Cross-promotion – Partner with other sites to cross-promote each other‘s feeds and gain exposure to new potential subscribers.
Guest posts – When writing posts for other sites, mention your feed as a way to keep up with your latest insights.
Email signatures – Add your RSS feed link in your email signature.
Business cards – Print your RSS URL on business cards and handouts.
Consistently promoting your feed across channels maximizes the chances of turning casual readers into engaged subscribers.
Think of gaining RSS subscribers much like email list growth. A variety of touchpoints are needed to convert site visitors into ongoing followers.
Creative Ways to Use RSS Beyond Just Feed Subscription
While subscribing users to your content feed is the most obvious use of RSS, some creative applications open up unique possibilities:
Send new posts to social media automatically via IFTTT recipes.
Email RSS posts into newsletter campaigns as bonus updates between editions.
Repurpose feed content into audio versions using text-to-speech for podsasts.
Import items from related RSS feeds into your CMS as curated content.
Create category-specific feeds only for certain post types like press releases.
Forward your feed into messaging apps like Slack or Discord so your posts appear there.
Allow visitors to subscribe to feeds of user-generated content like comments or forums.
Use multi-format feeds like JSON or Atom for modern APIs and webhooks.
Build an email list by capturing subscribers who opt-in via your RSS feed.
Don‘t limit yourself to just a basic feed URL. There are very creative ways to leverage RSS throughout your site and workflow.
Top RSS Plugins to Enhance WordPress Feeds
The built-in RSS feed capabilities of WordPress cover the fundamentals. But plugins can introduce advanced customizations and options:
Feedzy – Display and customize feeds from any external site.
RSS Importer – One click importing of posts from RSS feeds.
WP RSS Aggregator – Advanced auto-importing of RSS feeds as posts.
Feed Them Social – Show Facebook, Instagram, YouTube, etc feeds on your site.
RSS Post Importer – Automatically grabs RSS feeds and imports them as posts.
Feedweb – Customize and optimize your RSS feed output.
The possibilities of RSS become even more robust with the enhancements added by plugins. Import, display, and customize feeds from anywhere on your site.
Key Takeaways and Where to Go From Here
I hope this guide shed light on what RSS is and how you can leverage it for your WordPress site:
RSS allows users to subscribe and follow sites to get new content automatically.
Millions still use RSS today to consume content in feed readers.
Optimizing and promoting your RSS feed helps grow engaged followers.

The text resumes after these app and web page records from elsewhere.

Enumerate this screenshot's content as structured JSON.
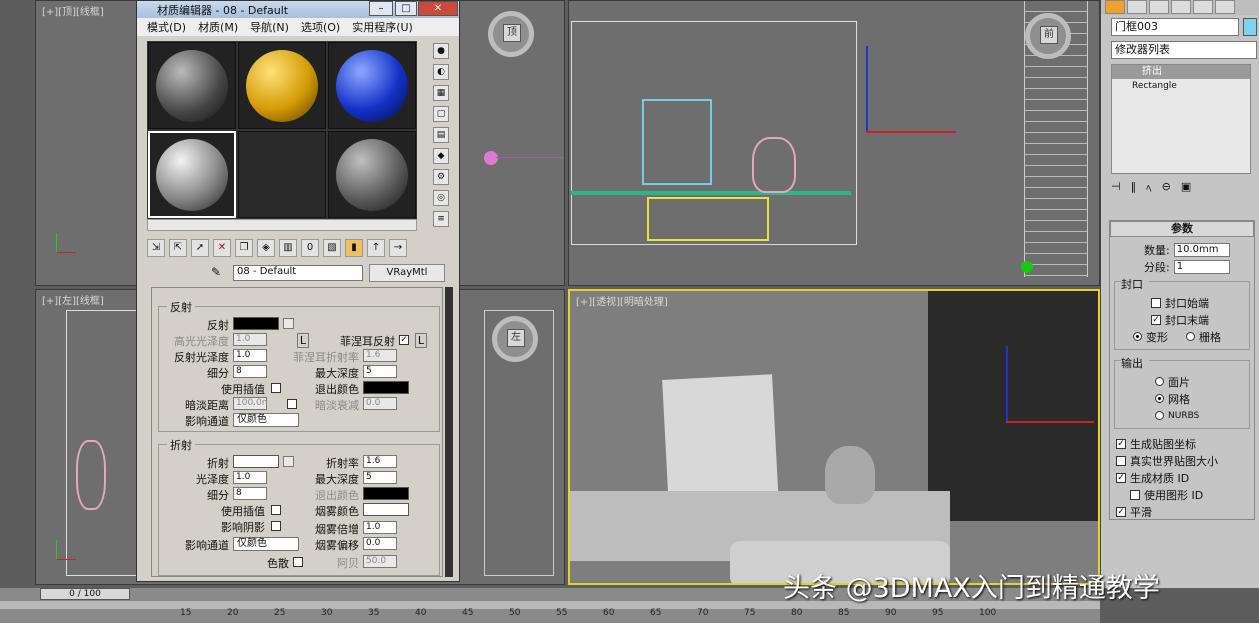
{
  "mat_editor": {
    "title": "材质编辑器 - 08 - Default",
    "menu": [
      "模式(D)",
      "材质(M)",
      "导航(N)",
      "选项(O)",
      "实用程序(U)"
    ],
    "material_name": "08 - Default",
    "material_type": "VRayMtl",
    "reflect": {
      "group": "反射",
      "reflect_label": "反射",
      "hilight_gloss_label": "高光光泽度",
      "hilight_gloss_value": "1.0",
      "refl_gloss_label": "反射光泽度",
      "refl_gloss_value": "1.0",
      "subdivs_label": "细分",
      "subdivs_value": "8",
      "use_interp_label": "使用插值",
      "dim_dist_label": "暗淡距离",
      "dim_dist_value": "100.0n",
      "affect_channels_label": "影响通道",
      "affect_channels_value": "仅颜色",
      "fresnel_label": "菲涅耳反射",
      "fresnel_ior_label": "菲涅耳折射率",
      "fresnel_ior_value": "1.6",
      "max_depth_label": "最大深度",
      "max_depth_value": "5",
      "exit_color_label": "退出颜色",
      "dim_falloff_label": "暗淡衰减",
      "dim_falloff_value": "0.0",
      "l_label": "L"
    },
    "refract": {
      "group": "折射",
      "refract_label": "折射",
      "gloss_label": "光泽度",
      "gloss_value": "1.0",
      "subdivs_label": "细分",
      "subdivs_value": "8",
      "use_interp_label": "使用插值",
      "affect_shadows_label": "影响阴影",
      "affect_channels_label": "影响通道",
      "affect_channels_value": "仅颜色",
      "ior_label": "折射率",
      "ior_value": "1.6",
      "max_depth_label": "最大深度",
      "max_depth_value": "5",
      "exit_color_label": "退出颜色",
      "fog_color_label": "烟雾颜色",
      "fog_mult_label": "烟雾倍增",
      "fog_mult_value": "1.0",
      "fog_bias_label": "烟雾偏移",
      "fog_bias_value": "0.0",
      "dispersion_label": "色散",
      "abbe_label": "阿贝",
      "abbe_value": "50.0"
    }
  },
  "viewports": {
    "top_left": "[+][顶][线框]",
    "left": "[+][左][线框]",
    "perspective": "[+][透视][明暗处理]",
    "navcube_top": "顶",
    "navcube_front": "前",
    "navcube_left": "左"
  },
  "command_panel": {
    "object_name": "门框003",
    "modifier_list": "修改器列表",
    "stack": [
      "挤出",
      "Rectangle"
    ],
    "params_title": "参数",
    "amount_label": "数量:",
    "amount_value": "10.0mm",
    "segments_label": "分段:",
    "segments_value": "1",
    "capping_title": "封口",
    "cap_start": "封口始端",
    "cap_end": "封口末端",
    "morph": "变形",
    "grid": "栅格",
    "output_title": "输出",
    "out_patch": "面片",
    "out_mesh": "网格",
    "out_nurbs": "NURBS",
    "gen_map_coords": "生成贴图坐标",
    "real_world": "真实世界贴图大小",
    "gen_mat_ids": "生成材质 ID",
    "use_shape_ids": "使用图形 ID",
    "smooth": "平滑"
  },
  "timeline": {
    "frame": "0 / 100",
    "ticks": [
      "15",
      "20",
      "25",
      "30",
      "35",
      "40",
      "45",
      "50",
      "55",
      "60",
      "65",
      "70",
      "75",
      "80",
      "85",
      "90",
      "95",
      "100"
    ]
  },
  "watermark": "头条 @3DMAX入门到精通教学"
}
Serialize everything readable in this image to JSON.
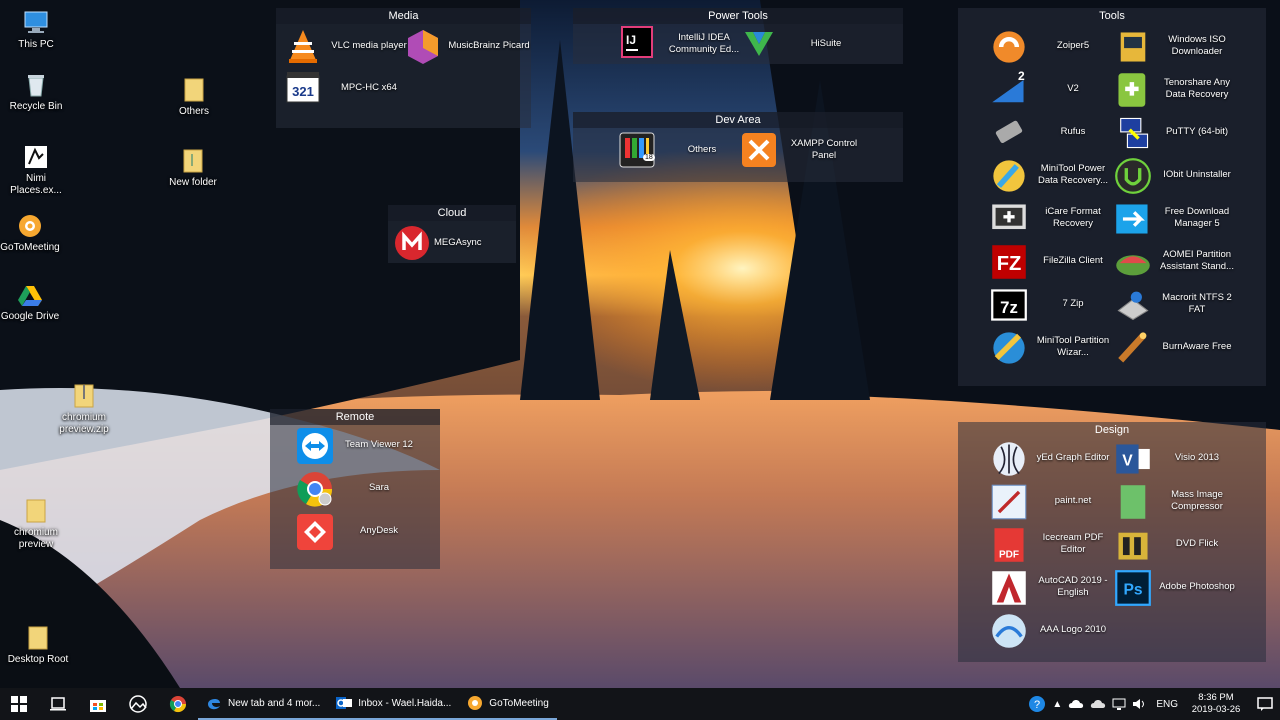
{
  "desktop": {
    "icons": [
      {
        "label": "This PC",
        "icon": "computer-icon"
      },
      {
        "label": "Recycle Bin",
        "icon": "recycle-bin-icon"
      },
      {
        "label": "Nimi Places.ex...",
        "icon": "nimi-places-icon"
      },
      {
        "label": "GoToMeeting",
        "icon": "gotomeeting-icon"
      },
      {
        "label": "Google Drive",
        "icon": "google-drive-icon"
      },
      {
        "label": "chromium preview.zip",
        "icon": "zip-folder-icon"
      },
      {
        "label": "chromium preview",
        "icon": "folder-icon"
      },
      {
        "label": "Desktop Root",
        "icon": "folder-icon"
      },
      {
        "label": "Others",
        "icon": "folder-icon"
      },
      {
        "label": "New folder",
        "icon": "folder-icon"
      }
    ]
  },
  "fences": {
    "media": {
      "title": "Media",
      "items": [
        "VLC media player",
        "MusicBrainz Picard",
        "MPC-HC x64"
      ]
    },
    "power_tools": {
      "title": "Power Tools",
      "items": [
        "IntelliJ IDEA Community Ed...",
        "HiSuite"
      ]
    },
    "dev_area": {
      "title": "Dev Area",
      "items": [
        "Others",
        "XAMPP Control Panel"
      ],
      "badge": "18"
    },
    "cloud": {
      "title": "Cloud",
      "items": [
        "MEGAsync"
      ]
    },
    "remote": {
      "title": "Remote",
      "items": [
        "Team Viewer 12",
        "Sara",
        "AnyDesk"
      ]
    },
    "tools": {
      "title": "Tools",
      "items": [
        "Zoiper5",
        "Windows ISO Downloader",
        "V2",
        "Tenorshare Any Data Recovery",
        "Rufus",
        "PuTTY (64-bit)",
        "MiniTool Power Data Recovery...",
        "IObit Uninstaller",
        "iCare Format Recovery",
        "Free Download Manager 5",
        "FileZilla Client",
        "AOMEI Partition Assistant Stand...",
        "7 Zip",
        "Macrorit NTFS 2 FAT",
        "MiniTool Partition Wizar...",
        "BurnAware Free"
      ],
      "v2_badge": "2"
    },
    "design": {
      "title": "Design",
      "items": [
        "yEd Graph Editor",
        "Visio 2013",
        "paint.net",
        "Mass Image Compressor",
        "Icecream PDF Editor",
        "DVD Flick",
        "AutoCAD 2019 - English",
        "Adobe Photoshop",
        "AAA Logo 2010"
      ]
    }
  },
  "taskbar": {
    "apps": [
      "New tab and 4 mor...",
      "Inbox - Wael.Haida...",
      "GoToMeeting"
    ],
    "tray": {
      "language": "ENG",
      "time": "8:36 PM",
      "date": "2019-03-26"
    }
  },
  "colors": {
    "accent": "#7aa7d8",
    "taskbar": "#121418",
    "fence": "#282e3c"
  }
}
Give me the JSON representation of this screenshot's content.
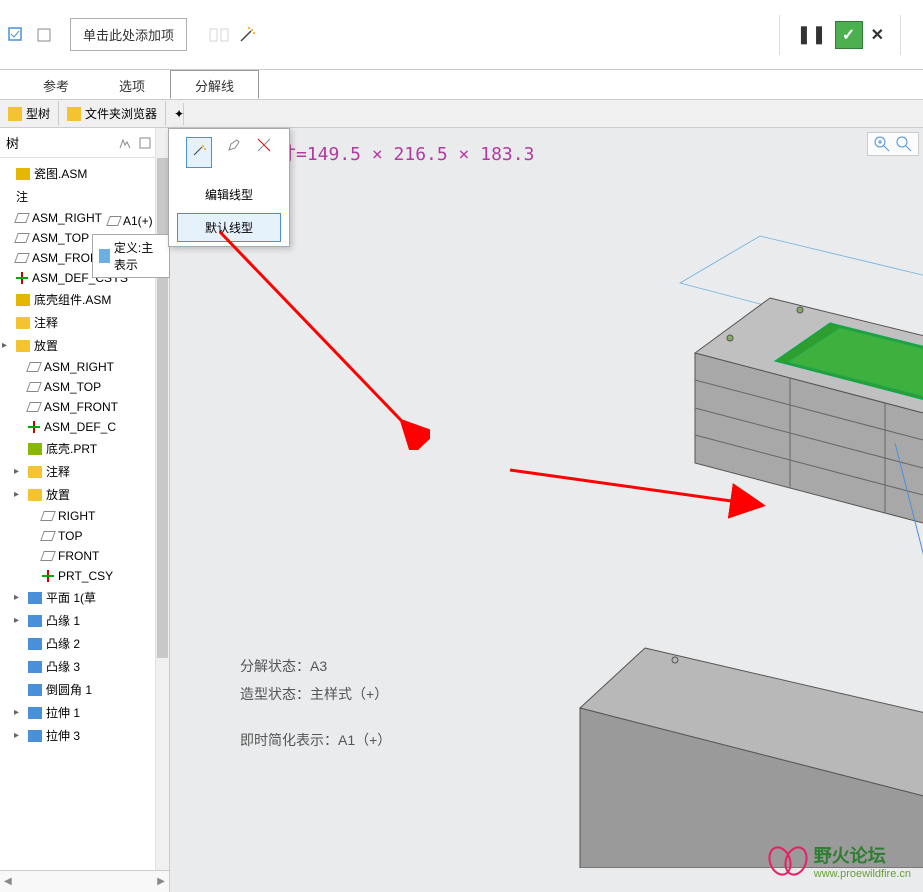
{
  "toolbar": {
    "add_item_placeholder": "单击此处添加项"
  },
  "tabs": {
    "reference": "参考",
    "options": "选项",
    "explode_line": "分解线"
  },
  "inner_tabs": {
    "model_tree": "型树",
    "folder_browser": "文件夹浏览器"
  },
  "tree": {
    "header": "树",
    "items": [
      {
        "label": "瓷图.ASM",
        "icon": "asm",
        "indent": 0
      },
      {
        "label": "注",
        "icon": "",
        "indent": 0
      },
      {
        "label": "ASM_RIGHT",
        "icon": "plane",
        "indent": 0
      },
      {
        "label": "ASM_TOP",
        "icon": "plane",
        "indent": 0
      },
      {
        "label": "ASM_FRONT",
        "icon": "plane",
        "indent": 0
      },
      {
        "label": "ASM_DEF_CSYS",
        "icon": "csys",
        "indent": 0
      },
      {
        "label": "底壳组件.ASM",
        "icon": "asm",
        "indent": 0
      },
      {
        "label": "注释",
        "icon": "folder",
        "indent": 0
      },
      {
        "label": "放置",
        "icon": "folder",
        "indent": 0,
        "expand": "▸"
      },
      {
        "label": "ASM_RIGHT",
        "icon": "plane",
        "indent": 1
      },
      {
        "label": "ASM_TOP",
        "icon": "plane",
        "indent": 1
      },
      {
        "label": "ASM_FRONT",
        "icon": "plane",
        "indent": 1
      },
      {
        "label": "ASM_DEF_C",
        "icon": "csys",
        "indent": 1
      },
      {
        "label": "底壳.PRT",
        "icon": "prt",
        "indent": 1
      },
      {
        "label": "注释",
        "icon": "folder",
        "indent": 1,
        "expand": "▸"
      },
      {
        "label": "放置",
        "icon": "folder",
        "indent": 1,
        "expand": "▸"
      },
      {
        "label": "RIGHT",
        "icon": "plane",
        "indent": 2
      },
      {
        "label": "TOP",
        "icon": "plane",
        "indent": 2
      },
      {
        "label": "FRONT",
        "icon": "plane",
        "indent": 2
      },
      {
        "label": "PRT_CSY",
        "icon": "csys",
        "indent": 2
      },
      {
        "label": "平面 1(草",
        "icon": "feat",
        "indent": 1,
        "expand": "▸"
      },
      {
        "label": "凸缘 1",
        "icon": "feat",
        "indent": 1,
        "expand": "▸"
      },
      {
        "label": "凸缘 2",
        "icon": "feat",
        "indent": 1
      },
      {
        "label": "凸缘 3",
        "icon": "feat",
        "indent": 1
      },
      {
        "label": "倒圆角 1",
        "icon": "feat",
        "indent": 1
      },
      {
        "label": "拉伸 1",
        "icon": "feat",
        "indent": 1,
        "expand": "▸"
      },
      {
        "label": "拉伸 3",
        "icon": "feat",
        "indent": 1,
        "expand": "▸"
      }
    ]
  },
  "popup": {
    "edit_line_type": "编辑线型",
    "default_line_type": "默认线型"
  },
  "secondary": {
    "label": "定义:主表示",
    "a1": "A1(+)"
  },
  "viewport": {
    "dimensions": "寸=149.5 × 216.5 × 183.3",
    "status_line1": "分解状态：A3",
    "status_line2": "造型状态：主样式（+）",
    "status_line3": "即时简化表示：A1（+）"
  },
  "watermark": {
    "title": "野火论坛",
    "url": "www.proewildfire.cn"
  }
}
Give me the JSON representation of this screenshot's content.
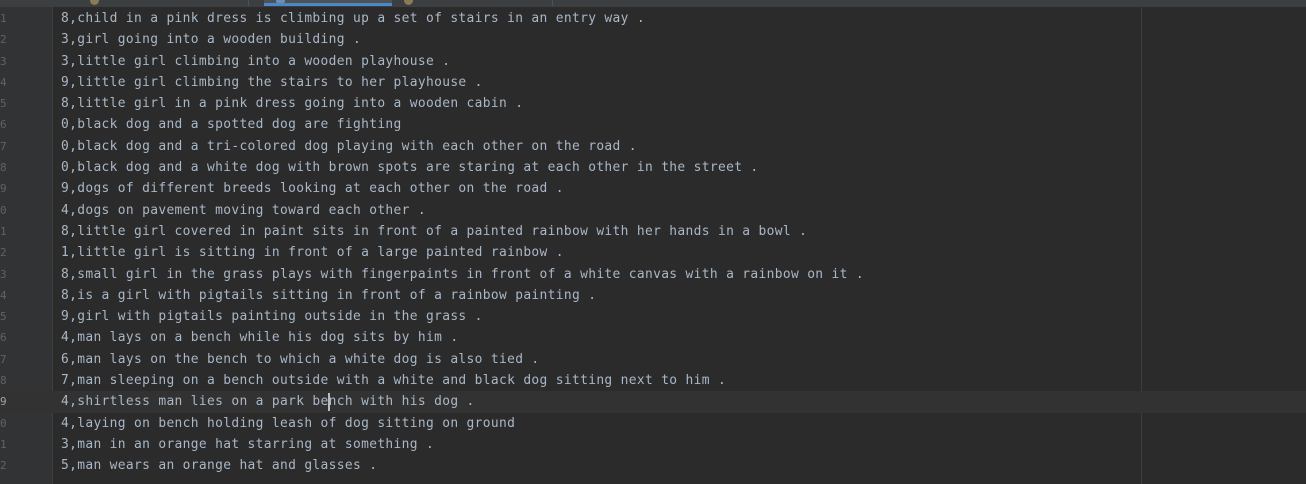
{
  "editor": {
    "lines": [
      {
        "number": "1",
        "text": "8,child in a pink dress is climbing up a set of stairs in an entry way ."
      },
      {
        "number": "2",
        "text": "3,girl going into a wooden building ."
      },
      {
        "number": "3",
        "text": "3,little girl climbing into a wooden playhouse ."
      },
      {
        "number": "4",
        "text": "9,little girl climbing the stairs to her playhouse ."
      },
      {
        "number": "5",
        "text": "8,little girl in a pink dress going into a wooden cabin ."
      },
      {
        "number": "6",
        "text": "0,black dog and a spotted dog are fighting"
      },
      {
        "number": "7",
        "text": "0,black dog and a tri-colored dog playing with each other on the road ."
      },
      {
        "number": "8",
        "text": "0,black dog and a white dog with brown spots are staring at each other in the street ."
      },
      {
        "number": "9",
        "text": "9,dogs of different breeds looking at each other on the road ."
      },
      {
        "number": "0",
        "text": "4,dogs on pavement moving toward each other ."
      },
      {
        "number": "1",
        "text": "8,little girl covered in paint sits in front of a painted rainbow with her hands in a bowl ."
      },
      {
        "number": "2",
        "text": "1,little girl is sitting in front of a large painted rainbow ."
      },
      {
        "number": "3",
        "text": "8,small girl in the grass plays with fingerpaints in front of a white canvas with a rainbow on it ."
      },
      {
        "number": "4",
        "text": "8,is a girl with pigtails sitting in front of a rainbow painting ."
      },
      {
        "number": "5",
        "text": "9,girl with pigtails painting outside in the grass ."
      },
      {
        "number": "6",
        "text": "4,man lays on a bench while his dog sits by him ."
      },
      {
        "number": "7",
        "text": "6,man lays on the bench to which a white dog is also tied ."
      },
      {
        "number": "8",
        "text": "7,man sleeping on a bench outside with a white and black dog sitting next to him ."
      },
      {
        "number": "9",
        "text": "4,shirtless man lies on a park bench with his dog ."
      },
      {
        "number": "0",
        "text": "4,laying on bench holding leash of dog sitting on ground"
      },
      {
        "number": "1",
        "text": "3,man in an orange hat starring at something ."
      },
      {
        "number": "2",
        "text": "5,man wears an orange hat and glasses ."
      }
    ],
    "current_line_index": 18
  }
}
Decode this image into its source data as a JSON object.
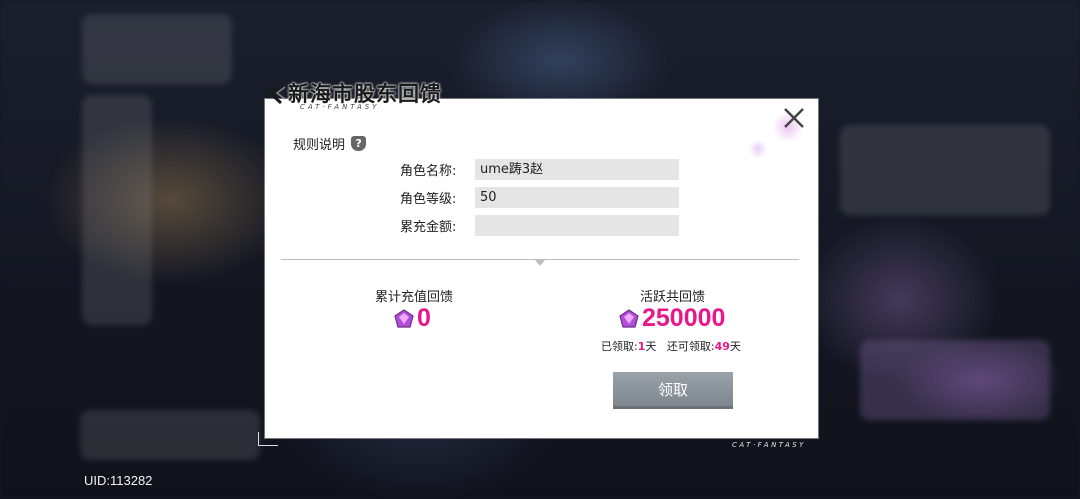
{
  "uid_label": "UID:113282",
  "modal": {
    "title": "新海市股东回馈",
    "title_sub": "CAT·FANTASY",
    "rules_label": "规则说明",
    "help_icon_text": "?",
    "fields": [
      {
        "label": "角色名称:",
        "value": "ume踌3赵"
      },
      {
        "label": "角色等级:",
        "value": "50"
      },
      {
        "label": "累充金额:",
        "value": ""
      }
    ],
    "recharge": {
      "title": "累计充值回馈",
      "value": "0"
    },
    "active": {
      "title": "活跃共回馈",
      "value": "250000"
    },
    "claimed_prefix": "已领取:",
    "claimed_days": "1",
    "claimed_unit": "天",
    "remaining_prefix": "还可领取:",
    "remaining_days": "49",
    "remaining_unit": "天",
    "claim_button": "领取"
  },
  "footer_brand": "CAT·FANTASY",
  "colors": {
    "accent": "#e8178a",
    "button": "#8a9298",
    "field_bg": "#e5e5e5"
  },
  "icons": [
    "chevron-left-icon",
    "close-icon",
    "help-icon",
    "gem-icon"
  ]
}
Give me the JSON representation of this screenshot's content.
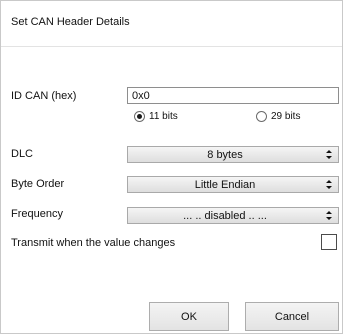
{
  "dialog": {
    "title": "Set CAN Header Details",
    "id_can": {
      "label": "ID CAN (hex)",
      "value": "0x0"
    },
    "bits": {
      "option_11": "11 bits",
      "option_29": "29 bits",
      "selected": "11 bits"
    },
    "dlc": {
      "label": "DLC",
      "value": "8 bytes"
    },
    "byte_order": {
      "label": "Byte Order",
      "value": "Little Endian"
    },
    "frequency": {
      "label": "Frequency",
      "value": "... .. disabled .. ..."
    },
    "transmit": {
      "label": "Transmit when the value changes",
      "checked": false
    },
    "buttons": {
      "ok": "OK",
      "cancel": "Cancel"
    }
  }
}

Creative applications of RSS exist beyond just a basic subscription feed.
Plugins add advanced customizations and feed management capabilities.
Here are a few suggested next steps to put your new RSS knowledge into action:
Subscribe to RSS feeds in your niche to stay atop the latest content.
Start telling readers about your feed and placing "Subscribe" buttons prominently.
Implement an RSS plugin to display feeds or customize yours.
Automate publishing your feed content to social media and email lists.
Find innovative ways to repurpose your feed content to new formats.
If you invest time in your RSS feed, it will reward you back with more loyal, engaged subscribers and readers! Let me know if you have any other questions. I‘m always happy to chat more about RSS.